Gelagotis keen on Moe return

RELATED COVERAGE: Hype hits fever pitch

RELATED COVERAGE: Two-year racing wait ends

By keith hillier

NO-one is looking forward to the return of racing at Moe tomorrow more than its most successful training operation – Peter Gelagotis Racing.

Peter’s brother Manny Gelagotis said the two-year wait for racing to return would be worthwhile judging by the state of the redeveloped surface.

“The new track has a surface that compares with Kensington (the Strathayr track at Randwick) and Moonee Valley, it is just beautiful,” Gelagotis said.

Moe Racing Club has successfully completed all requirements of a Racing Victoria Limited program that included slow trackwork gallops, barrier jump outs and official trials to get the green light to race again.

Gelagotis predicted a massive resurgence in the popularity of Moe in particular and Gippsland racing in general.

“Moe is our home track, but Gippsland racing is what we are all about,” he said.

Facts back that statement up.

Peter Gelagotis Racing has won the Gippsland Racehorse of the Year title for the past three seasons with Savquaw, which won the 2009 Moe Cup, Belgiotto and Hvasstan.

With their primary course out of action, Manny Gelagotis said the 30 trainers at Moe had done it tough for more than two years.

“We have had to ask permission to gallop horses at other race tracks,” he said.

“Previously we were using Moe six days a week.”

Gelagotis predicted the new state-of-the-art racetrack at Moe would entice local trainers to expand and new trainers to come to the city.

“It’s the current trend, isn’t it,” he said.

“Darren Weir is doing all right at Ballarat and has made out of town training something fashionable.”

Moe Racing Club racing manager Mark Hill said tomorrow’s meeting would be used as a “soft” introduction of its new track.

The venue will also host meetings on Anzac Day, 5 May, 19 May, 14 June and 8 July.
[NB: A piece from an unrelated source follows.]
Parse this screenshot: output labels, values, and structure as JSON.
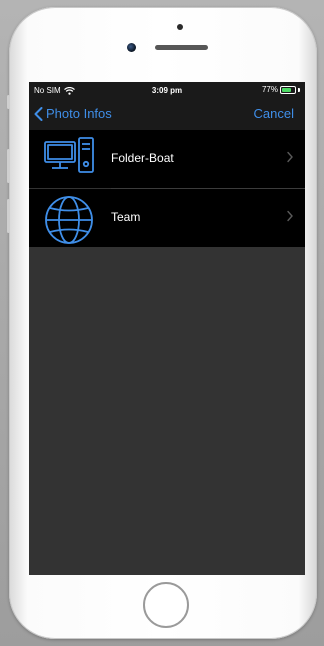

The Moe Cup will return to its traditional date – two days before the Caulfield Cup in October.

The redevelopment project cost about $4.5 million.